- Your Vote, Your Economy-Why Today’s Election Matters to Your Pocketbook Election Day is finally here, and control of the House and the Senate hangs in the balance. The differences between parties could not be more stark. Republicans have promised to repeal health care reform and slash government spending for social programs, all while preserving tax cuts for the wealthiest Americans. Some of the more radical ideas bandied about this election season—by conservative candidates with a decent shot at winning—include privatizing social security and eliminating the Department of Education.
- The Tea Party Constitution Versus the Thomas Jefferson Constitution So it should be understood that O'Donnell, Miller, Angle, Buck, Johnson and the rest of the Tea Partisans who might be senators are not talking about the Constitution as it was written or as the founders intended it. Rather, they are talking about the Constitution as they would like to see it rewritten and reinterpreted—with the help of the most activist Supreme Court in American history. While their intents are radical, their prospects must be seen in light of the fact that Chief Justice John Roberts and his conservative majority have already reinterpreted the First Amendment's free speech protection in a manner that extends the natural rights that the founders reserved for human beings to multinational corporations.
- Lessons of the Blue Dog Blowout Today's New York Times has analysis from [conservative Democrat] Evan Bayh, a retiring centrist/moderate/presidential aspirant, which was obviously penned before polls closed in order to make it to press. "We were too deferential to our most zealous supporters," he bemoans, (huh?), and Democrats "over-interpreted our mandate." Bayh's solution is to focus more on GOP priorities like tax reform, government spending freezes and entitlement cuts. Third Way, a think tank that was literally founded to push Democrats to the center, has been pushing a similar line this week.
It is truly bizarre, because on Tuesday, voters rejected the very Blue Dog Democrats [conservative democrats] who have been following that exact approach.
- Economy, Not Healthcare or Deficits, Drove Midterm Vote Boehner’s wrong about what voters have repudiated, and his party’s primary accomplishment this election is having made its precarious dance with the tea party all the more dangerous. Voters who identified themselves as “moderates” stuck by Democrats—there just weren’t enough of them at the polls. And the independents who pushed Republicans over the top weren’t nearly as interested in supporting the GOP’s empty ideas as they were in rejecting the president’s leadership.
Exit polls showed that voters across the political spectrum cast ballots based on the economy. Not health care reform or the deficit or immigration or any of the GOP’s favorite tropes, but the economy [ironically, an economy that republican policy destroyed!].
Earth Will Take 100,000 Years to Recover from Global Warming Say Geologists The Earth will take 100,000 years to recover from global warming if mankind continues to pump greenhouse gases into the atmosphere, geologists have warned.
by Louise Gray
Published on Tuesday, November 2, 2010 by The Telegraph/UK

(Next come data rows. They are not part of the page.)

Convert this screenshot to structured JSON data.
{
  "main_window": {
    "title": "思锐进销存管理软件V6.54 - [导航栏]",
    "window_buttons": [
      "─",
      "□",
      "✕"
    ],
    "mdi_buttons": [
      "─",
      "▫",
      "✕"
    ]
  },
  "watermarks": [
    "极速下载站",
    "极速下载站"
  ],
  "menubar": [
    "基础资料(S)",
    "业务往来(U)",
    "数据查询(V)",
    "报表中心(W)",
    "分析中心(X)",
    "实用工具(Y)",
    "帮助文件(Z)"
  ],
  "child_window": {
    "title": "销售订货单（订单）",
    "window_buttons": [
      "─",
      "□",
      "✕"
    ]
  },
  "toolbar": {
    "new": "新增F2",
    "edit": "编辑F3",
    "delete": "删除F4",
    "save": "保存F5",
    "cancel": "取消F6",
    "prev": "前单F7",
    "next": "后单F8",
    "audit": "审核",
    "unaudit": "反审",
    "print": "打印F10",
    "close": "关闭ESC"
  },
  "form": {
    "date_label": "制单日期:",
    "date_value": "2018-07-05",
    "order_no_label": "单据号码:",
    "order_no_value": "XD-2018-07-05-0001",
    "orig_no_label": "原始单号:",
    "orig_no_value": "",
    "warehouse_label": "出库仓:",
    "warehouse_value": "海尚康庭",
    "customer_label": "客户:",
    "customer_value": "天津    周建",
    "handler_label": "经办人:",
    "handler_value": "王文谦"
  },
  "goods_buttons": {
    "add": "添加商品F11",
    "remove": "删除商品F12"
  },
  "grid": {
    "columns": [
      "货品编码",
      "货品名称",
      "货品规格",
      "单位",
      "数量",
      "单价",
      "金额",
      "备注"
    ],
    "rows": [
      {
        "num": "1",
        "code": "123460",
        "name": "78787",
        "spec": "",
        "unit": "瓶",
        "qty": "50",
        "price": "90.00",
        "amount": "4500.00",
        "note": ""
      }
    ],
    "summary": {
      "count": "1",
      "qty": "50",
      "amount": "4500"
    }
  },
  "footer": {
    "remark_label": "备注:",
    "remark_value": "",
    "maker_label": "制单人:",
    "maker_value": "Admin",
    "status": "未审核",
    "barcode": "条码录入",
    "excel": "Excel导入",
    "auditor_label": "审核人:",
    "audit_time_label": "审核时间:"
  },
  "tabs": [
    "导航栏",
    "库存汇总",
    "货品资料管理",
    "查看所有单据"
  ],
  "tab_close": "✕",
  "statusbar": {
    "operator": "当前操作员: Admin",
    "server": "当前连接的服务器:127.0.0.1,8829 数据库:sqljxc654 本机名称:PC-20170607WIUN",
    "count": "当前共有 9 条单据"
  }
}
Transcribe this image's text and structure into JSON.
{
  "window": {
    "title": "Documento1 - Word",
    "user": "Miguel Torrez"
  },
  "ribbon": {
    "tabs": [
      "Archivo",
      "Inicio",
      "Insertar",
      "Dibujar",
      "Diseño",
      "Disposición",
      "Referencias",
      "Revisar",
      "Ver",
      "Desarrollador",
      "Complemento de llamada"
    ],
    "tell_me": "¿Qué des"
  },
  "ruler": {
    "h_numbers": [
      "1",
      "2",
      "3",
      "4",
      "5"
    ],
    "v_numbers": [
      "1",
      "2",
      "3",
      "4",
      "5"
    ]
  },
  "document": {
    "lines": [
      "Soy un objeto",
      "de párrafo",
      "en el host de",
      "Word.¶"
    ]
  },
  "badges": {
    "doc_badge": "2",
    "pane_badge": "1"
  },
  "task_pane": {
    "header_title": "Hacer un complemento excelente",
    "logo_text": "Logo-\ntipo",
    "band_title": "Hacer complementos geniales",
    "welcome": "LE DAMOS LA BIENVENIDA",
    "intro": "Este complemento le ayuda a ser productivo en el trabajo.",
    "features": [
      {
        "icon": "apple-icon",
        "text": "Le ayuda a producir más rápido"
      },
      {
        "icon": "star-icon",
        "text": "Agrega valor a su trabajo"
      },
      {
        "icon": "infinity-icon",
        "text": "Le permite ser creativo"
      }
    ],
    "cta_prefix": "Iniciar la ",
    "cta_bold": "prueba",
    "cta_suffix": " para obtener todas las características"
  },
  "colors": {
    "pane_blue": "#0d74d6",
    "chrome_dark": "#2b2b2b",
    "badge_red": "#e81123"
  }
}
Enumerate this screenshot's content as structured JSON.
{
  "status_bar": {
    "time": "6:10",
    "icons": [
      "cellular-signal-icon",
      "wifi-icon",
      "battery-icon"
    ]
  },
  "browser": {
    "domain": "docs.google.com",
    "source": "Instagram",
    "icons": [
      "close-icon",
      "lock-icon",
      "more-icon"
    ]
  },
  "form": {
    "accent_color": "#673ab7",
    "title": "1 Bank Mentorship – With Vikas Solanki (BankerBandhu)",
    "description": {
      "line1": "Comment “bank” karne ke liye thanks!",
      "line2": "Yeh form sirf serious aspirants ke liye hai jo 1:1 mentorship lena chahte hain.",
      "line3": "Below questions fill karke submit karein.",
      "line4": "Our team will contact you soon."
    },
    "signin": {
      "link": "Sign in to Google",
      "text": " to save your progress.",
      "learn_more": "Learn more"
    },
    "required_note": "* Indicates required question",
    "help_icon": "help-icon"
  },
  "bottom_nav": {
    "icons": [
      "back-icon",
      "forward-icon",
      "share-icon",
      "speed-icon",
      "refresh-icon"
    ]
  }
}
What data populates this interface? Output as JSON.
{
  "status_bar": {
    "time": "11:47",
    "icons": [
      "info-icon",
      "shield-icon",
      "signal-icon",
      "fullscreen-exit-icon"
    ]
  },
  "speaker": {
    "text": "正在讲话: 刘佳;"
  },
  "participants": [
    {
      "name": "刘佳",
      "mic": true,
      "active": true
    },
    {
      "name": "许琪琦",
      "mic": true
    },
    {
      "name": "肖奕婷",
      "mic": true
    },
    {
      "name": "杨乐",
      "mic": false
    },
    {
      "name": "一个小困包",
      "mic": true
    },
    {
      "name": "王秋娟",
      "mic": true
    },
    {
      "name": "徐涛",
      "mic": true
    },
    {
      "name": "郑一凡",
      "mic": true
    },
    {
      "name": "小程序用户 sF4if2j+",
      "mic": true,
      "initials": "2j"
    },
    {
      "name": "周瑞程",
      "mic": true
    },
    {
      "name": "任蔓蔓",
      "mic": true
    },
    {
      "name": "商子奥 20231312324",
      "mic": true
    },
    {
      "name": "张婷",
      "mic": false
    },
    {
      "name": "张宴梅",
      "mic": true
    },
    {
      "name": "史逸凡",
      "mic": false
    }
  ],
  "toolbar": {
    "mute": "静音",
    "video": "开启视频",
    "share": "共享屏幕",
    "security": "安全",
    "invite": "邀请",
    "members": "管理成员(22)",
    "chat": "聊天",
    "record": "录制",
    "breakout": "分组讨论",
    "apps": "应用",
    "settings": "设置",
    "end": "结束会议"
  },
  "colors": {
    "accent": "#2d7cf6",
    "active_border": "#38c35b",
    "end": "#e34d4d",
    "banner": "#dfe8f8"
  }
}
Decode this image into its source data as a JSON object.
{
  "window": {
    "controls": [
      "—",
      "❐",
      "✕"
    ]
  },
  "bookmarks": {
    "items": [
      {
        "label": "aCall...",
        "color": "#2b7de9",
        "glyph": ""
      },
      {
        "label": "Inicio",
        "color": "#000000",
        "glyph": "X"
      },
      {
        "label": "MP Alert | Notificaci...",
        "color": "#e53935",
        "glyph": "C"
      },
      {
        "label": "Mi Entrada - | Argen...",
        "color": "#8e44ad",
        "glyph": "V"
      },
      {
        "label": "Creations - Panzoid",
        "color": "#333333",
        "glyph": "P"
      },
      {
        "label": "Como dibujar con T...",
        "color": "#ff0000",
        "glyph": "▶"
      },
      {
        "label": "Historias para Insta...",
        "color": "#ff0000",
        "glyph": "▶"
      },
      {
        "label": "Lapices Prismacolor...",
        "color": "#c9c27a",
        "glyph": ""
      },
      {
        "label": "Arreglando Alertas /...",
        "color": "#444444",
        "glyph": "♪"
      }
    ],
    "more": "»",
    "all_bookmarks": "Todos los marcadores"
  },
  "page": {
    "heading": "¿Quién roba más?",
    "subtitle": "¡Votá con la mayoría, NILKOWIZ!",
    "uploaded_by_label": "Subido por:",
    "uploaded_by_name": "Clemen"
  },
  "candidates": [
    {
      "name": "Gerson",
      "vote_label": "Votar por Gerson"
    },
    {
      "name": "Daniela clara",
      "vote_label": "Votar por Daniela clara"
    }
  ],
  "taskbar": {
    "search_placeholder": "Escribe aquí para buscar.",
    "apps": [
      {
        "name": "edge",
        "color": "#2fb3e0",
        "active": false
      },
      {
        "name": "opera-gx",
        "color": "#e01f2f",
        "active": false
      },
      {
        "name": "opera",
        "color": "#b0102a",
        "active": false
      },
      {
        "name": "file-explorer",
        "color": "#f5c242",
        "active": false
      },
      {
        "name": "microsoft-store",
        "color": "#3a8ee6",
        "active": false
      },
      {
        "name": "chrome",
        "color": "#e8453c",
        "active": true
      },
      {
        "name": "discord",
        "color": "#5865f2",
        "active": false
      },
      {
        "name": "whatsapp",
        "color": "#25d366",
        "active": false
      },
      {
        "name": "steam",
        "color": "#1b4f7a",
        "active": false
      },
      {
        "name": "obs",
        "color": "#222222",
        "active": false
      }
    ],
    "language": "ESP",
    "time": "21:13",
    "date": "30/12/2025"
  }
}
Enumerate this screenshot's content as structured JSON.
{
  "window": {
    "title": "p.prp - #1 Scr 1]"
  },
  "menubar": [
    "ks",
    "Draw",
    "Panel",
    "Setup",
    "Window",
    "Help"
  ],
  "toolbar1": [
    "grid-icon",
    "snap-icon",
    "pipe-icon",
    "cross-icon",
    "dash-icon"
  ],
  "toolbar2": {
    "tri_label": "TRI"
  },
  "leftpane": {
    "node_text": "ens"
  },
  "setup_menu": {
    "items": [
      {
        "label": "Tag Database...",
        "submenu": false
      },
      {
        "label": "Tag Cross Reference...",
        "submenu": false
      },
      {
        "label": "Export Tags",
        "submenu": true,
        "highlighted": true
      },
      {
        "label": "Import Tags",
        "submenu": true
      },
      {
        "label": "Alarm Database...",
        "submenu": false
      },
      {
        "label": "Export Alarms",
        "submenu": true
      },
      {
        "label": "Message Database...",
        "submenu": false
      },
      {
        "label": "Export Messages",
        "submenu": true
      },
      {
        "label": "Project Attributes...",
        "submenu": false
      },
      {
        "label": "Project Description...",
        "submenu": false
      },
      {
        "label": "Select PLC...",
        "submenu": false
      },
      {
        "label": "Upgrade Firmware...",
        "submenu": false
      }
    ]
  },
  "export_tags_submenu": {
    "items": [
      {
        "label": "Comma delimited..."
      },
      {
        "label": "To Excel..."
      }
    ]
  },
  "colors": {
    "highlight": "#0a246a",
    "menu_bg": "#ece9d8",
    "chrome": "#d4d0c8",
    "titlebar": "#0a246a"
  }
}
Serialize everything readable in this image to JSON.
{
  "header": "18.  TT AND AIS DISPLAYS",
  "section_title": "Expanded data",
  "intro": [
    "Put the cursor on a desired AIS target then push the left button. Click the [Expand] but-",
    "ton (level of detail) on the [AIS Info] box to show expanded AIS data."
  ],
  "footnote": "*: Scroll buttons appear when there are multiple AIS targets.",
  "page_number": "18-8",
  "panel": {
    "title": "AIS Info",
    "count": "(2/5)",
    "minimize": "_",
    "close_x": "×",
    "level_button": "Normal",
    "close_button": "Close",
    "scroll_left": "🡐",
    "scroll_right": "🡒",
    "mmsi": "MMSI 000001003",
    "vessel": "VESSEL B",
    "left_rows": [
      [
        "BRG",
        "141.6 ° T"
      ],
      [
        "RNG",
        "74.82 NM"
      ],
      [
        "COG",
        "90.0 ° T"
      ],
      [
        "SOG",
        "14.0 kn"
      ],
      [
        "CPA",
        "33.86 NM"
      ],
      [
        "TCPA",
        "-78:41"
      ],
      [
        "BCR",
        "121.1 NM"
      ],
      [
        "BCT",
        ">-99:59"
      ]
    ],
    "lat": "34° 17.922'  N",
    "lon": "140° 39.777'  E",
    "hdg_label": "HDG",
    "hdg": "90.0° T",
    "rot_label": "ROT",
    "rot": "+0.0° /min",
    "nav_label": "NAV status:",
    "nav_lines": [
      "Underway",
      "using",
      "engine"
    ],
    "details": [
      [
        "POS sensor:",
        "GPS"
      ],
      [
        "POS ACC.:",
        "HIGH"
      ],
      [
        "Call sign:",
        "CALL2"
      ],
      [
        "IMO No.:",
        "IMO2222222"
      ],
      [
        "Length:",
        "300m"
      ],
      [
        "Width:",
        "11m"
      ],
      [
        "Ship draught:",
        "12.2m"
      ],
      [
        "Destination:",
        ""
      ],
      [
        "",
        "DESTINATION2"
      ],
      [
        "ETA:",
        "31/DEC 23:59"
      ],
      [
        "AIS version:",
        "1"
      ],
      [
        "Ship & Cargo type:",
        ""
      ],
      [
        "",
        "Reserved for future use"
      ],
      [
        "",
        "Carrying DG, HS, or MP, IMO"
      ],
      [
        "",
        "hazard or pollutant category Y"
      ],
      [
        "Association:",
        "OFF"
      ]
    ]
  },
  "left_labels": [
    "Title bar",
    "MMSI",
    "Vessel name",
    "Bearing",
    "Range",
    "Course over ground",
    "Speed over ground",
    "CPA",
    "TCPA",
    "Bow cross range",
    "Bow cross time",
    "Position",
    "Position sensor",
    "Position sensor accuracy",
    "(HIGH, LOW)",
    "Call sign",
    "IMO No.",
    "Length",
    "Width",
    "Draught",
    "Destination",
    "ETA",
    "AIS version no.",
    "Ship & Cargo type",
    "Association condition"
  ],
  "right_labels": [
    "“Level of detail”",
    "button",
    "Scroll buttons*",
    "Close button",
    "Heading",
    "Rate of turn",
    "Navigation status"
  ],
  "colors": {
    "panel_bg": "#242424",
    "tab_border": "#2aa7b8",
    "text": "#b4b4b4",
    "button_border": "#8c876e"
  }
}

A conference organised by the Geological Society in London this week will bring together scientists from around the world to look at how the world coped with climate change in the past.
Professor Jim Zachos, of the University of California, said continuing to pump out greenhouse gases at the current rate will cause a more rapid temperature rise than at any other time in history and could cause "mass extinction of species".(photo by Flickr user AZRainman)
By studying rock sediments from millions of years ago geologists have been able to model how increases in greenhouse gases led to temperature change and extinction of species.
Professor Jim Zachos, of the University of California, said that 55 million years ago volcanic activity caused around 4,500 gigatons of greenhouse gases to be released into the atmosphere over thousands of years.
This caused the planet to warm by 6C (10.8F), forcing whole ecosystems, including early mammals, to adapt, migrate or die out in certain areas.
Prof Zachos said that if the world continues to pump out greenhouse gases at the current rate, around 5,000 gigatons of greenhouse gases will be released into the atmosphere over a few hundred years.
He said this will cause a more rapid temperature rise that at any other time in history and could cause "mass extinction of species".
"The impacts will be pretty severe compared to 55 million years ago in terms of evolution of this planet," he said.
The Geological Society warned that it could take the Earth 100,000 years to recover.
A statement read: "The geological evidence from the 55 million year event and from earlier warming episodes suggests that such an addition [a massive increase in greenhouse gases caused by the activities of mankind] is likely to raise average global temperatures by at least 5 to 6C, and possibly more, and that recovery of the Earth's climate in the absence of mitigation measures could take 100,000 years or more. Numerical models of the climate system support such an interpretation. In the light of the evidence presented here it is reasonable to conclude that emitting further large amounts of carbon dioxide into the atmosphere over time is likely to be unwise, uncomfortable though that fact may be."
London After Midnight / Sean Brennan